My dear Henry,
I am astonished that you do not “part company” & take a summers tour into Hungary & Bohemia if I were you I could not resist botanising in such an unknown region. I have no Botanical news whatever to send you but as you desire to know about the Animal World I will tell you all I know & expect you to excuse the stupidity of the letter. In the first place I must tell you the greatest & latest news which is that Mary <1> is actually in this house! which I suppose you will hardly believe for I who see her before me can hardly help thinking I dream, this is a proof of the advantage of once stirring from Penrice <2> I suppose no power could have moved her if she had not been at Malvern <3> or any where but at Penrice Malvern has done Charry <4> a great deal of good she has been better since she went there than she had been for a long time. The others are very well & enjoy the hills very much – We leave Town on Friday & take Malvern in our way to Merthyrmawr <5> so I shall have the pleasure of a sight of them. Aunt C. & Mr L. <6> came to Town yesterday (they brought Mary) to attend Miss Lemon’s <7> Wedding which will take place on Tuesday. Uncle Harry <8> left Town on Thursday & Aunt Louisa <9> &c go the end of this week – Kerry <10> is getting well but looks miserably thin & pale his spirits are very high so that he requires to be so closely watched for fear of his doing some silly thing which may throw him back. – Caroline’s <11> Drawing was sent to me the day before yesterday it arrived at Lansdowne House <12> the day Aunt L. left it for Bowood <13> so there it laid & she forgot it till Kerry was well again. My darling grows & improves every day, he becomes very interesting I assure you – I suppose I never had an opportunity of watching the forming of a mind before but it is a most engaging employment. I forwarded a letter from

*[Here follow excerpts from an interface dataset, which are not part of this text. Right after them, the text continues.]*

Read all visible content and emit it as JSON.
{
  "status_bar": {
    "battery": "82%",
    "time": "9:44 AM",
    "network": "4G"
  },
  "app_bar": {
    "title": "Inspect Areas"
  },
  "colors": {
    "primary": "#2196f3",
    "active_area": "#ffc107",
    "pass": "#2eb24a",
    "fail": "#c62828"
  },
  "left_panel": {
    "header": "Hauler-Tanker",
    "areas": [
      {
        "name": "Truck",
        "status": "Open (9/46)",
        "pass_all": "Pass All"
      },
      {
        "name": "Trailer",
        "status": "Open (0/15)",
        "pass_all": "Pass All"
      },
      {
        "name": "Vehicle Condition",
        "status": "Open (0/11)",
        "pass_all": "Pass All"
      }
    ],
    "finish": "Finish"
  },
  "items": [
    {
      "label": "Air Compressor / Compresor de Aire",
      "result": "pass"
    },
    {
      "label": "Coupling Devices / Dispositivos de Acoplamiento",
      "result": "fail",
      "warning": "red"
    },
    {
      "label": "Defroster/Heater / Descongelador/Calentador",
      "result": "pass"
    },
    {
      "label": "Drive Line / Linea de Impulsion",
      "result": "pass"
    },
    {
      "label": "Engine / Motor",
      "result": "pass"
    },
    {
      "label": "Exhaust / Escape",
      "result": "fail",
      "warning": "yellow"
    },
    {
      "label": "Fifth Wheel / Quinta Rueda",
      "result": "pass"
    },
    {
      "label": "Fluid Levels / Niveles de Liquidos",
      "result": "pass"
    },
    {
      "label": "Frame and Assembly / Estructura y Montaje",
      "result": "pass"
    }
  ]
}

Isab Charlotte to you last week beside one from Emma <14> some weeks ago in which I wrote a few words both were sent to Baden. Aunt C. talks of going abroad this Autumn I suppose they will go immediately to Nice – [illegible] I shall envy them. William <15> enclo
1. Mary Thereza Talbot (1795–1861), WHFT’s cousin.
2. Penrice Castle and Penrice House, Gower, Glamorgan, 10 mi SW of Swansea: home of Christopher Rice Mansel Talbot.
3. Malvern, or Great Malvern, 9 mi SW of Worcestershire.
4. Charlotte Louisa 'Charry' Traherne, née Talbot (1800–1880), WHFT’s cousin.
5. Merthyr Mawr, Glamorgan, on River Ogwr.
6. Lady Charlotte Anne Lemon, née Strangways (d. 1826), WHFT’s aunt, and Sir Charles Lemon (1784–1868), politician & scientist; WHFT’s uncle.
8. Henry Stephen Fox Strangways, 3rd Earl of Ilchester (1787–1858).
9. Henry Petty Fitzmaurice, 3rd Marquess of Lansdowne (1780–1863), MP, WHFT’s uncle.
10. William Thomas Fitzmaurice, Earl of Kerry (1811–1836), MP.
11. Caroline Augusta Edgcumbe, née Feilding, Lady Mt Edgcumbe (1808–1881); WHFT’s half-sister.
12. Lansdowne House, London: home of the Marquis of Lansdowne, WHFT's uncle and cousins.
13. Bowood House, nr Calne, Wiltshire, 5 mi NE of Lacock: seat of the Marquess of Lansdowne.
14. Emma Thomasina Llewelyn, née Talbot (1806–1881), photographer; WHFT’s Welsh cousin.
15. William Thomas Horner Fox Strangways, 4th Earl of Ilchester (1795–1865), botanist, art collector & diplomat.
16. Text torn away under seal.
17. John George Charles Fox Strangways (1803–1859), MP.
18. John Cole Nicholl (b. 1823), son of Jane Harriet Nicholl.